How to complete this task:
Please restate the entire listing verbatim.

Available records:
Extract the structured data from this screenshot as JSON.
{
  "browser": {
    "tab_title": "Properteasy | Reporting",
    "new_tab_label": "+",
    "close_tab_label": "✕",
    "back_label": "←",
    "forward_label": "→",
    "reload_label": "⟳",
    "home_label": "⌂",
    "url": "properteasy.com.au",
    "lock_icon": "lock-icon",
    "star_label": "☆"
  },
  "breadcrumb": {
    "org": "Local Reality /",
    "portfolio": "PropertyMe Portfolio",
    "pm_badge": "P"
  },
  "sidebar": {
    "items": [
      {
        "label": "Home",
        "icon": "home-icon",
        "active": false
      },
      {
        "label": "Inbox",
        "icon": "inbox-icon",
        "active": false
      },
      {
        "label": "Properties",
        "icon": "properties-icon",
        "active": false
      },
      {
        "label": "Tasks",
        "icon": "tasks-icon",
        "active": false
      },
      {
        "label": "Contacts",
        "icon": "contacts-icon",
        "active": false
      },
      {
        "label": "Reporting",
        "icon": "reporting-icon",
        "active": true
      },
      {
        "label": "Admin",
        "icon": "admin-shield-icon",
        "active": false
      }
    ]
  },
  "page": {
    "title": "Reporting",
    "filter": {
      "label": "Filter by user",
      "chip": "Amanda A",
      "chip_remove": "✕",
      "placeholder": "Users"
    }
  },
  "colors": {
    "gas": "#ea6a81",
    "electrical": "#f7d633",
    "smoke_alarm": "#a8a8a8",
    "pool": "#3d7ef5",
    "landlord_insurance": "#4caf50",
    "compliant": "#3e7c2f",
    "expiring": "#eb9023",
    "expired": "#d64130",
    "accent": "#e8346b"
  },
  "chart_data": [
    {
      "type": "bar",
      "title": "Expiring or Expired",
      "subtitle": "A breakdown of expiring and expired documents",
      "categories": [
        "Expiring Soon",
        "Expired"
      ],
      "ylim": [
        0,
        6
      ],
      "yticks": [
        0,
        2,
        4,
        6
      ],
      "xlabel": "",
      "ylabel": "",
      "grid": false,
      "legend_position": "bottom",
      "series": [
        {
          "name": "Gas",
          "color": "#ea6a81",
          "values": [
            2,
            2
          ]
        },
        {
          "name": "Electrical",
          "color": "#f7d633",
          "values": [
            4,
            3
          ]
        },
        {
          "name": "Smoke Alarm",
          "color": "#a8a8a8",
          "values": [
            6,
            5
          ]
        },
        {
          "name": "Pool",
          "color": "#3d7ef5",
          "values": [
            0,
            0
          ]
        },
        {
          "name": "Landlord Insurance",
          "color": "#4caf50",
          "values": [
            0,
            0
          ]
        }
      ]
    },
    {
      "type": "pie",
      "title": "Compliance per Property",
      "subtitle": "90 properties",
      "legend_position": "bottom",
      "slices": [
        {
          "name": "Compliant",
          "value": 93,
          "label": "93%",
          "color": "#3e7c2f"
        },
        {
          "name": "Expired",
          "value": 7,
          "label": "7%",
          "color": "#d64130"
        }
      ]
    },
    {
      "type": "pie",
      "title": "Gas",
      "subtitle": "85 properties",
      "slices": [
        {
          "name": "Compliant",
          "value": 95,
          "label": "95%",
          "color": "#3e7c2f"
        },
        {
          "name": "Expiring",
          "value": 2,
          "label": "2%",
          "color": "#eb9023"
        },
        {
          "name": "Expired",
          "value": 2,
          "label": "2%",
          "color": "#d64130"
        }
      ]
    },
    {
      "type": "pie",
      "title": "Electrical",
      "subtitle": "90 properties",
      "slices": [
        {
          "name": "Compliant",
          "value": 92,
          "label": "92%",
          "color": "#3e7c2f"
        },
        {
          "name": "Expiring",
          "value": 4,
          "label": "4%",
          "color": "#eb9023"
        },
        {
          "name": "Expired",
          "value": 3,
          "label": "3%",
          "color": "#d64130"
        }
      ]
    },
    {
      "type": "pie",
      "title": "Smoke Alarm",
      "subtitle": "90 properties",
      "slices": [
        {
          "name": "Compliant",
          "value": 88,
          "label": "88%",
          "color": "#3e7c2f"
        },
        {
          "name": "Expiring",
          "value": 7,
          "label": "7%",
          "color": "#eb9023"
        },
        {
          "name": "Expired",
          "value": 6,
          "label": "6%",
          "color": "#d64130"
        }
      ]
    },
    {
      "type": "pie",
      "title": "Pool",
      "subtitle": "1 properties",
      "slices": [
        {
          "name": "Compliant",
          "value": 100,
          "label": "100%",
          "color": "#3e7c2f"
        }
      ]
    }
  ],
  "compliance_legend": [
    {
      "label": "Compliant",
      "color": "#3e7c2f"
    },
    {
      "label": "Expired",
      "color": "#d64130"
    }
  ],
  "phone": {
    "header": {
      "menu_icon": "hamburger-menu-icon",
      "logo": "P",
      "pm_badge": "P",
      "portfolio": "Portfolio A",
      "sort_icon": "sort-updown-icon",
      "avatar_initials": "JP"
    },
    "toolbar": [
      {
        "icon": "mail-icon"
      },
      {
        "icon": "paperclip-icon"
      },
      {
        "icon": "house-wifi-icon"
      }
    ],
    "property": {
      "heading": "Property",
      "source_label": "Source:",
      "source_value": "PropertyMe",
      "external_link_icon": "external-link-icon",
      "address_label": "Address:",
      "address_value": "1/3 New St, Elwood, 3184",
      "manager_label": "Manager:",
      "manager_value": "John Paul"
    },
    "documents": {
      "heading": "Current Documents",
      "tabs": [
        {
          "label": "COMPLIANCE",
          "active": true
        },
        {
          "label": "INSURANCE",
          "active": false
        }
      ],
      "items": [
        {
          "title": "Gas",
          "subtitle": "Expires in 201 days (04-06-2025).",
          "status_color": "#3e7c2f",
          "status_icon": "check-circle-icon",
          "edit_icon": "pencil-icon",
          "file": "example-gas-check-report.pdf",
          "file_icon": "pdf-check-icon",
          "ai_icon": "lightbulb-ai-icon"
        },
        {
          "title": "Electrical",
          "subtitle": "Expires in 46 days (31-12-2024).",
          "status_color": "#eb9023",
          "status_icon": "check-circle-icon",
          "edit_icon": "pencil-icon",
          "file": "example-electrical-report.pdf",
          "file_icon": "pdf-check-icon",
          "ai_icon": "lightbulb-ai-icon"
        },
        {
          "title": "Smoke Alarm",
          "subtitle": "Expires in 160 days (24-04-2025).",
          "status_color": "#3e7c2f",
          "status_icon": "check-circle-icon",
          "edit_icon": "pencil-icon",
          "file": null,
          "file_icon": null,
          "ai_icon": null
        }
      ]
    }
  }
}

Problem solution:
Extract the structured data from this screenshot as JSON.
{
  "browser": {
    "tab_title": "Properteasy | Reporting",
    "new_tab_label": "+",
    "close_tab_label": "✕",
    "back_label": "←",
    "forward_label": "→",
    "reload_label": "⟳",
    "home_label": "⌂",
    "url": "properteasy.com.au",
    "lock_icon": "lock-icon",
    "star_label": "☆"
  },
  "breadcrumb": {
    "org": "Local Reality /",
    "portfolio": "PropertyMe Portfolio",
    "pm_badge": "P"
  },
  "sidebar": {
    "items": [
      {
        "label": "Home",
        "icon": "home-icon",
        "active": false
      },
      {
        "label": "Inbox",
        "icon": "inbox-icon",
        "active": false
      },
      {
        "label": "Properties",
        "icon": "properties-icon",
        "active": false
      },
      {
        "label": "Tasks",
        "icon": "tasks-icon",
        "active": false
      },
      {
        "label": "Contacts",
        "icon": "contacts-icon",
        "active": false
      },
      {
        "label": "Reporting",
        "icon": "reporting-icon",
        "active": true
      },
      {
        "label": "Admin",
        "icon": "admin-shield-icon",
        "active": false
      }
    ]
  },
  "page": {
    "title": "Reporting",
    "filter": {
      "label": "Filter by user",
      "chip": "Amanda A",
      "chip_remove": "✕",
      "placeholder": "Users"
    }
  },
  "colors": {
    "gas": "#ea6a81",
    "electrical": "#f7d633",
    "smoke_alarm": "#a8a8a8",
    "pool": "#3d7ef5",
    "landlord_insurance": "#4caf50",
    "compliant": "#3e7c2f",
    "expiring": "#eb9023",
    "expired": "#d64130",
    "accent": "#e8346b"
  },
  "chart_data": [
    {
      "type": "bar",
      "title": "Expiring or Expired",
      "subtitle": "A breakdown of expiring and expired documents",
      "categories": [
        "Expiring Soon",
        "Expired"
      ],
      "ylim": [
        0,
        6
      ],
      "yticks": [
        0,
        2,
        4,
        6
      ],
      "xlabel": "",
      "ylabel": "",
      "grid": false,
      "legend_position": "bottom",
      "series": [
        {
          "name": "Gas",
          "color": "#ea6a81",
          "values": [
            2,
            2
          ]
        },
        {
          "name": "Electrical",
          "color": "#f7d633",
          "values": [
            4,
            3
          ]
        },
        {
          "name": "Smoke Alarm",
          "color": "#a8a8a8",
          "values": [
            6,
            5
          ]
        },
        {
          "name": "Pool",
          "color": "#3d7ef5",
          "values": [
            0,
            0
          ]
        },
        {
          "name": "Landlord Insurance",
          "color": "#4caf50",
          "values": [
            0,
            0
          ]
        }
      ]
    },
    {
      "type": "pie",
      "title": "Compliance per Property",
      "subtitle": "90 properties",
      "legend_position": "bottom",
      "slices": [
        {
          "name": "Compliant",
          "value": 93,
          "label": "93%",
          "color": "#3e7c2f"
        },
        {
          "name": "Expired",
          "value": 7,
          "label": "7%",
          "color": "#d64130"
        }
      ]
    },
    {
      "type": "pie",
      "title": "Gas",
      "subtitle": "85 properties",
      "slices": [
        {
          "name": "Compliant",
          "value": 95,
          "label": "95%",
          "color": "#3e7c2f"
        },
        {
          "name": "Expiring",
          "value": 2,
          "label": "2%",
          "color": "#eb9023"
        },
        {
          "name": "Expired",
          "value": 2,
          "label": "2%",
          "color": "#d64130"
        }
      ]
    },
    {
      "type": "pie",
      "title": "Electrical",
      "subtitle": "90 properties",
      "slices": [
        {
          "name": "Compliant",
          "value": 92,
          "label": "92%",
          "color": "#3e7c2f"
        },
        {
          "name": "Expiring",
          "value": 4,
          "label": "4%",
          "color": "#eb9023"
        },
        {
          "name": "Expired",
          "value": 3,
          "label": "3%",
          "color": "#d64130"
        }
      ]
    },
    {
      "type": "pie",
      "title": "Smoke Alarm",
      "subtitle": "90 properties",
      "slices": [
        {
          "name": "Compliant",
          "value": 88,
          "label": "88%",
          "color": "#3e7c2f"
        },
        {
          "name": "Expiring",
          "value": 7,
          "label": "7%",
          "color": "#eb9023"
        },
        {
          "name": "Expired",
          "value": 6,
          "label": "6%",
          "color": "#d64130"
        }
      ]
    },
    {
      "type": "pie",
      "title": "Pool",
      "subtitle": "1 properties",
      "slices": [
        {
          "name": "Compliant",
          "value": 100,
          "label": "100%",
          "color": "#3e7c2f"
        }
      ]
    }
  ],
  "compliance_legend": [
    {
      "label": "Compliant",
      "color": "#3e7c2f"
    },
    {
      "label": "Expired",
      "color": "#d64130"
    }
  ],
  "phone": {
    "header": {
      "menu_icon": "hamburger-menu-icon",
      "logo": "P",
      "pm_badge": "P",
      "portfolio": "Portfolio A",
      "sort_icon": "sort-updown-icon",
      "avatar_initials": "JP"
    },
    "toolbar": [
      {
        "icon": "mail-icon"
      },
      {
        "icon": "paperclip-icon"
      },
      {
        "icon": "house-wifi-icon"
      }
    ],
    "property": {
      "heading": "Property",
      "source_label": "Source:",
      "source_value": "PropertyMe",
      "external_link_icon": "external-link-icon",
      "address_label": "Address:",
      "address_value": "1/3 New St, Elwood, 3184",
      "manager_label": "Manager:",
      "manager_value": "John Paul"
    },
    "documents": {
      "heading": "Current Documents",
      "tabs": [
        {
          "label": "COMPLIANCE",
          "active": true
        },
        {
          "label": "INSURANCE",
          "active": false
        }
      ],
      "items": [
        {
          "title": "Gas",
          "subtitle": "Expires in 201 days (04-06-2025).",
          "status_color": "#3e7c2f",
          "status_icon": "check-circle-icon",
          "edit_icon": "pencil-icon",
          "file": "example-gas-check-report.pdf",
          "file_icon": "pdf-check-icon",
          "ai_icon": "lightbulb-ai-icon"
        },
        {
          "title": "Electrical",
          "subtitle": "Expires in 46 days (31-12-2024).",
          "status_color": "#eb9023",
          "status_icon": "check-circle-icon",
          "edit_icon": "pencil-icon",
          "file": "example-electrical-report.pdf",
          "file_icon": "pdf-check-icon",
          "ai_icon": "lightbulb-ai-icon"
        },
        {
          "title": "Smoke Alarm",
          "subtitle": "Expires in 160 days (24-04-2025).",
          "status_color": "#3e7c2f",
          "status_icon": "check-circle-icon",
          "edit_icon": "pencil-icon",
          "file": null,
          "file_icon": null,
          "ai_icon": null
        }
      ]
    }
  }
}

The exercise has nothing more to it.